I was grocery shopping this morning, and a fellow customer was furious at an employee at the store for something that sounded like a very minor incident. He was talking to me and other customers about contacting the manager and trying to have her disciplined. I frequent this store, and while I walked away without saying anything, I’m wondering if I should go back and warn the employee. What do you think?
You should stay out of it. So far, you’ve done a great job of that by not engaging with the angry customer and by going about your shopping without letting this impact you or your plans. That’s the right direction, and you should stay the course.
I hear that you’re inclined to defend the employee over the customer, and I agree that customers are most certainly not always right. If you’ve ever worked in retail, you know what I mean. However, if the employee actually said or did something inappropriate, you don’t want to put yourself in the position of defending bad behavior.
If you had seen what happened, you may be justified in taking sides and speaking up, but since you didn’t see the incident in question, you’re not a reliable witness one way or another.

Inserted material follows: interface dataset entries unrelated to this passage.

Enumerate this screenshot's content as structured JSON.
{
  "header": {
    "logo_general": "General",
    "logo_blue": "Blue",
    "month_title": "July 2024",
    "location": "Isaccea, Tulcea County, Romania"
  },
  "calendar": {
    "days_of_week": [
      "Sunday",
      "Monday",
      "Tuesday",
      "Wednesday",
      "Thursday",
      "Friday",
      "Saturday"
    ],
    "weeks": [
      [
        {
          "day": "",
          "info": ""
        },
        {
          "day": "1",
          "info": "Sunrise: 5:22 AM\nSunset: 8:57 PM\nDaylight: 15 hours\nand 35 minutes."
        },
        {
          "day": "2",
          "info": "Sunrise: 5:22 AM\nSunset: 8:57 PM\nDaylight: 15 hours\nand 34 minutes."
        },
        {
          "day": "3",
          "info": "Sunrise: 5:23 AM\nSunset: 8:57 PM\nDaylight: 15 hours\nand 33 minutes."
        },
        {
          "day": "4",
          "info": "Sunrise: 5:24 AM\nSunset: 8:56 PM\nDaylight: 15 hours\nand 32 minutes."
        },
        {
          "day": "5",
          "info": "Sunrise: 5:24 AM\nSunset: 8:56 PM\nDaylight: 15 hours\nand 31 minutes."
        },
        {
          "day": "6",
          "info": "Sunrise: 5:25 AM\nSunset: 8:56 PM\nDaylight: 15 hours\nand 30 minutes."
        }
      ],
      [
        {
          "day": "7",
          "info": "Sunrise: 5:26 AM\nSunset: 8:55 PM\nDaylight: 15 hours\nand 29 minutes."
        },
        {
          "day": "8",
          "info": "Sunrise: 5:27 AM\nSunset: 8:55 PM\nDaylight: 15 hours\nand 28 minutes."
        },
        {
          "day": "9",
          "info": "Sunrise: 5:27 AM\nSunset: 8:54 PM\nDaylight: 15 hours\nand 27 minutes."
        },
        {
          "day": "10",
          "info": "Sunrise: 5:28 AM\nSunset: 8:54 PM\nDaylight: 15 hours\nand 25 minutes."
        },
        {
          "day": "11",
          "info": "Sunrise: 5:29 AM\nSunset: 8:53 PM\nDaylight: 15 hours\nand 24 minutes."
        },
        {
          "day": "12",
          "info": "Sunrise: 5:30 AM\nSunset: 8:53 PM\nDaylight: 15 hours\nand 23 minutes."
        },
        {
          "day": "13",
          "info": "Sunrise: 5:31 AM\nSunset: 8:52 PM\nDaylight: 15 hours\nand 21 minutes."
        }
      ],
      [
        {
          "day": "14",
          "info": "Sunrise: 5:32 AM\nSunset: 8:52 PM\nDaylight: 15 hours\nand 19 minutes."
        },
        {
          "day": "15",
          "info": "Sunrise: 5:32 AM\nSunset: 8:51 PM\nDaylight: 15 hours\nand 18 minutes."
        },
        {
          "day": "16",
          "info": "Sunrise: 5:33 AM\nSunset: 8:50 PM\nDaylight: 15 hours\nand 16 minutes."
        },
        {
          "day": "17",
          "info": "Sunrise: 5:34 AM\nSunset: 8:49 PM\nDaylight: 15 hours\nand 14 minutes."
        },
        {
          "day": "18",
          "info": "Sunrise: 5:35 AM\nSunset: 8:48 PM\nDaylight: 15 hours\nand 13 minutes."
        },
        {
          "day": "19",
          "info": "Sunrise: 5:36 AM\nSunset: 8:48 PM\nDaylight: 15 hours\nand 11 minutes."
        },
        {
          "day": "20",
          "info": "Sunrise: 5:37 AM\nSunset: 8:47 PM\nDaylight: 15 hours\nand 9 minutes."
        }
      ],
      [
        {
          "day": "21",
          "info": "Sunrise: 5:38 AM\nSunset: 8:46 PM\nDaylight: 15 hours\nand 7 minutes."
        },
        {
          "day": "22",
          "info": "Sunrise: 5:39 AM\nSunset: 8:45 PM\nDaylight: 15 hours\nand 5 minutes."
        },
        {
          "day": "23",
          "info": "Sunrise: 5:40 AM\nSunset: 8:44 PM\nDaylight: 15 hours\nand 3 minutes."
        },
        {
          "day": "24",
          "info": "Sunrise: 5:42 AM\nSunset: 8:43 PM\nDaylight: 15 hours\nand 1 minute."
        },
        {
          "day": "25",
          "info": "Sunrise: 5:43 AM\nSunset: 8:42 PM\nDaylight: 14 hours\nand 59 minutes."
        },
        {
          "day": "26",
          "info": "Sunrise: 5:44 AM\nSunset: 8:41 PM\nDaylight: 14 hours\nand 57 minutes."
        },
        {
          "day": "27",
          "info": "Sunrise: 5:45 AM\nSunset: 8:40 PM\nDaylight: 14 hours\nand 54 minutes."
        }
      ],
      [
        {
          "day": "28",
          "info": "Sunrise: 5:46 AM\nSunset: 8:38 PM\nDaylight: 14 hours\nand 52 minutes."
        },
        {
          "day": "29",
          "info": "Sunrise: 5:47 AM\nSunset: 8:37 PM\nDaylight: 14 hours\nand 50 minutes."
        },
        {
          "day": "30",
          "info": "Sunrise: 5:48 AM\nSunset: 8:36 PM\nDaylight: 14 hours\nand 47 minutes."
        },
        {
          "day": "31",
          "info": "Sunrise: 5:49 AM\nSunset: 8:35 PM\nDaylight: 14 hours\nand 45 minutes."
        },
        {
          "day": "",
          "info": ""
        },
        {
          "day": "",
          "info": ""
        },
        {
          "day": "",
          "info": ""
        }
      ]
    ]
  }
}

Since you frequent the store, be sure to take the opportunity next time you’re there to be especially kind to the employees. If someone — whether the employee who was being targeted today or not — shows you especially good service, tell a manager. Retail work is hard work, and dealing with the public can be extremely stressful, especially over the past couple of years. Any amount of compassion you can muster is worthwhile.
That said, there have been lots of strains on customers, too. Though I want to reiterate that there is no sense in your getting involved here, ultimately, whatever happened in the store is one small symptom of people not treating each other as well as they could. While I would always urge you to speak up in a case of true injustice, I don’t think that’s in play here.
Rather, I hope your takeaway from this morning can be to seek out opportunities for patience and camaraderie and to look for chances to promote kindness and empathy.